Another theory bites the dust. Pajamas Media:
Newspapers and news sites in the Netherlands today extensively broke the news of the findings of a research team led by Professor Jaap Sinninghe Damste — a leading molecular paleontologist at Utrecht University and winner of the prestigious Spinoza Prize — about the melting icecap of the Kilimanjaro, the African mountain that became a symbol of anthropogenic global warming.
Professor Sinninghe Damste’s research, as discussed on the site of the Dutch Organization of Scientific Research (DOSR) — a governmental body — shows that the icecap of Kilimanjaro was not the result of cold air but of large amounts of precipitation which fell at the beginning of the Holocene period, about 11,000 years ago.
The melting and freezing of moisture on top of Kilimanjaro appears to be part of “a natural process of dry and wet periods.” The present melting is not the result of “environmental damage caused by man.”
Professor Damste studied organic biomarker molecules in the sediment record of Lake Challa, near Mount Kilimanjaro, and reconstructed the changes and intensity of precipitation in this part of Africa over the last 25,000 years. They observed an 11,500 year cycle of intense monsoon precipitation.
In the dry period between 12,800 and 11,500 years ago, Kilimanjaro was ice-free.
At the end of this period, a dramatic climate change from very dry to very wet took place — driven by changes in solar radiation — resulting in the creation of an icecap. At the moment, this part of Africa seems to be at the end of a similar dry period, resulting in the disappearance of the famous icecap.

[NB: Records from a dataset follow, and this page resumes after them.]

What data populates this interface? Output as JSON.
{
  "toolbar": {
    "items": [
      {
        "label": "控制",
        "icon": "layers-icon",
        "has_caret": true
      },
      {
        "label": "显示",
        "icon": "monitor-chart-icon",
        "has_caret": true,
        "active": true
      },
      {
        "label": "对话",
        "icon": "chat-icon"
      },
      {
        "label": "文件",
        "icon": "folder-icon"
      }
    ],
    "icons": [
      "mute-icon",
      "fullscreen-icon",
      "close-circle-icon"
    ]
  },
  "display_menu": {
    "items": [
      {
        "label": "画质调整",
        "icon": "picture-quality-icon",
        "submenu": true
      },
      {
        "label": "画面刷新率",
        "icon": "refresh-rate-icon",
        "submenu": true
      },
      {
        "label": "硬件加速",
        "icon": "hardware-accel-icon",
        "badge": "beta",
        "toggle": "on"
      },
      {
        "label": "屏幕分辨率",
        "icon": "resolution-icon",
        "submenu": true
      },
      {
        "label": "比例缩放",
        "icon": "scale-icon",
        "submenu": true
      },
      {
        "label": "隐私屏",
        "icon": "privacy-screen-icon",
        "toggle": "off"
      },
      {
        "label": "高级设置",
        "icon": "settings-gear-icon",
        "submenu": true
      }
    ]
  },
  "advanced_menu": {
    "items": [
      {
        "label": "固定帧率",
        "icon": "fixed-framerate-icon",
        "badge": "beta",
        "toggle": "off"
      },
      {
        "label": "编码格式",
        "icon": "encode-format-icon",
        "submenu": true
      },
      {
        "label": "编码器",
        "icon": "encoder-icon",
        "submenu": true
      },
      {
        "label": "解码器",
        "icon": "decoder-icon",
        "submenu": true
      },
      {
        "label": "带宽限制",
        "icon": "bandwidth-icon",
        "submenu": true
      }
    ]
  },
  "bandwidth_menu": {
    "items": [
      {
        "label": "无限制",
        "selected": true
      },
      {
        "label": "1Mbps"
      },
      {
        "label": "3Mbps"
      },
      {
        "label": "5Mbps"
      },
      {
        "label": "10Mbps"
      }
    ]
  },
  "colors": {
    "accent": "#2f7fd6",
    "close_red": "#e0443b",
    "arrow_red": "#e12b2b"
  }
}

DOSR calls Al Gore’s iconic use of the melting cap of Kilimanjaro “unfortunate” — since it now seems to be mainly the result of “natural climate variations.”
The rest here.